What needs to be done -
In the data that follows, determine how many lines contain the word "JSON", and give only that number.

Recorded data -
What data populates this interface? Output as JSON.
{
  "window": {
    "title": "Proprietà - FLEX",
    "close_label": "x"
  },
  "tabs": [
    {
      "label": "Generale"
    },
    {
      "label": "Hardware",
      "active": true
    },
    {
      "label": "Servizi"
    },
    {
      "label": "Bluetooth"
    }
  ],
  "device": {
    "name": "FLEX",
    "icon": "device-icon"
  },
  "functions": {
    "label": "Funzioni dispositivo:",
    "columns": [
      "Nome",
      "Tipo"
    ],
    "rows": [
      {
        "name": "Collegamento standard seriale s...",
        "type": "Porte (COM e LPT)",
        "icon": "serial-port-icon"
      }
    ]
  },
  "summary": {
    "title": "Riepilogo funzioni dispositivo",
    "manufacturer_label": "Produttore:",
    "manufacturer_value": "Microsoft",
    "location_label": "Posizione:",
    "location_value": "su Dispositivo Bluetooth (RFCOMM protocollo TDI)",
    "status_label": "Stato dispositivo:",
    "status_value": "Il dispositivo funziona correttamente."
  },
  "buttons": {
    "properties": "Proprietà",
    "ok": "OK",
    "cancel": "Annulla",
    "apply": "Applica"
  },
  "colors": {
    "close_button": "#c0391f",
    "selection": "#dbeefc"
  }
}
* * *
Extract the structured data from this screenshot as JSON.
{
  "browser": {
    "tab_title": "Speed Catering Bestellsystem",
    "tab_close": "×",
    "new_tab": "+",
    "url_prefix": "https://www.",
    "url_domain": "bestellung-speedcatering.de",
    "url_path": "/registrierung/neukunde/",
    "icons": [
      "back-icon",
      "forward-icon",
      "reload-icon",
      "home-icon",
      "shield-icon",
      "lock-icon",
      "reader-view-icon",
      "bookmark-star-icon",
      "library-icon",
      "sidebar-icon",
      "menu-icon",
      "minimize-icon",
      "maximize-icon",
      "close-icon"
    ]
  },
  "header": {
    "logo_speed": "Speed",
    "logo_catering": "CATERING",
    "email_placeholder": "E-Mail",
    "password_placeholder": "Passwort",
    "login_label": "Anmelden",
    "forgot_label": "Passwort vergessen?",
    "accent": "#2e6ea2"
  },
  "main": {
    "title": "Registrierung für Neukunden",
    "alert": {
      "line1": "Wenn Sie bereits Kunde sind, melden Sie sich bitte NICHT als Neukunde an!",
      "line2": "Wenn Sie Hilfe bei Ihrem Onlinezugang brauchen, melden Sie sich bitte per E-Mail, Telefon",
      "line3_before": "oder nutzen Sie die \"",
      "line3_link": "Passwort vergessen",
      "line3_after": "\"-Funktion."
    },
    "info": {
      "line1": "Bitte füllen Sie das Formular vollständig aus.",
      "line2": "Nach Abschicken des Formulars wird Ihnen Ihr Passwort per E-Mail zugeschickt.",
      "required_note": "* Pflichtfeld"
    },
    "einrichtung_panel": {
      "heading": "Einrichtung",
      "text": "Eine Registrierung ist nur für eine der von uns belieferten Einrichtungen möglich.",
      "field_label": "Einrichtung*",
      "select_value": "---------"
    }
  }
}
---
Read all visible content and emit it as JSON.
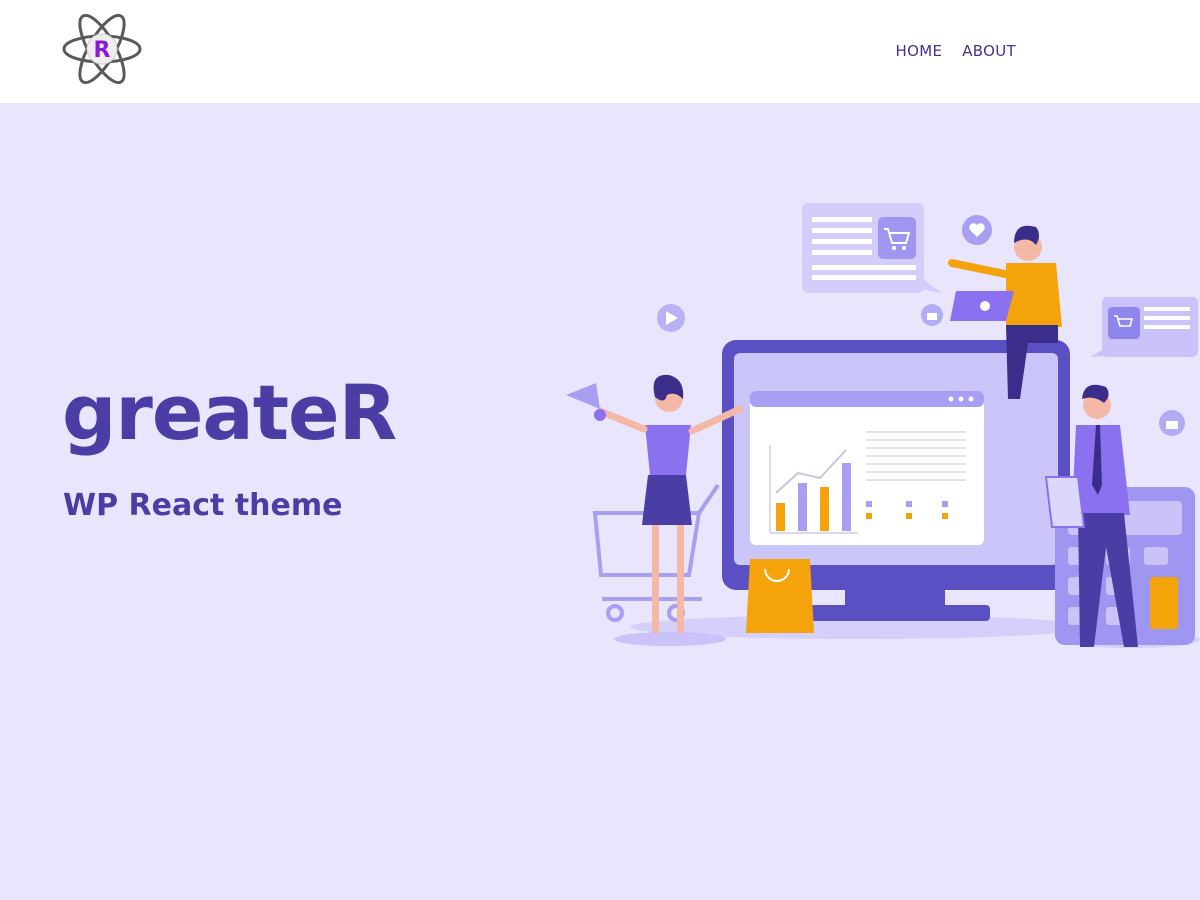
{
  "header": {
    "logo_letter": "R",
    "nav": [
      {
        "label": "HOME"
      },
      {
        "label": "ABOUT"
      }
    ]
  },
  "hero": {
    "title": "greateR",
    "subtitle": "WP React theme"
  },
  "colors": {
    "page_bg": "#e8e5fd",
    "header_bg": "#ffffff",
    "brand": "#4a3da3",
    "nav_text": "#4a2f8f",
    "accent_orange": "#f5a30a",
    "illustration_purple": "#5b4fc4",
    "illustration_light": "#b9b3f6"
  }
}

Result -
3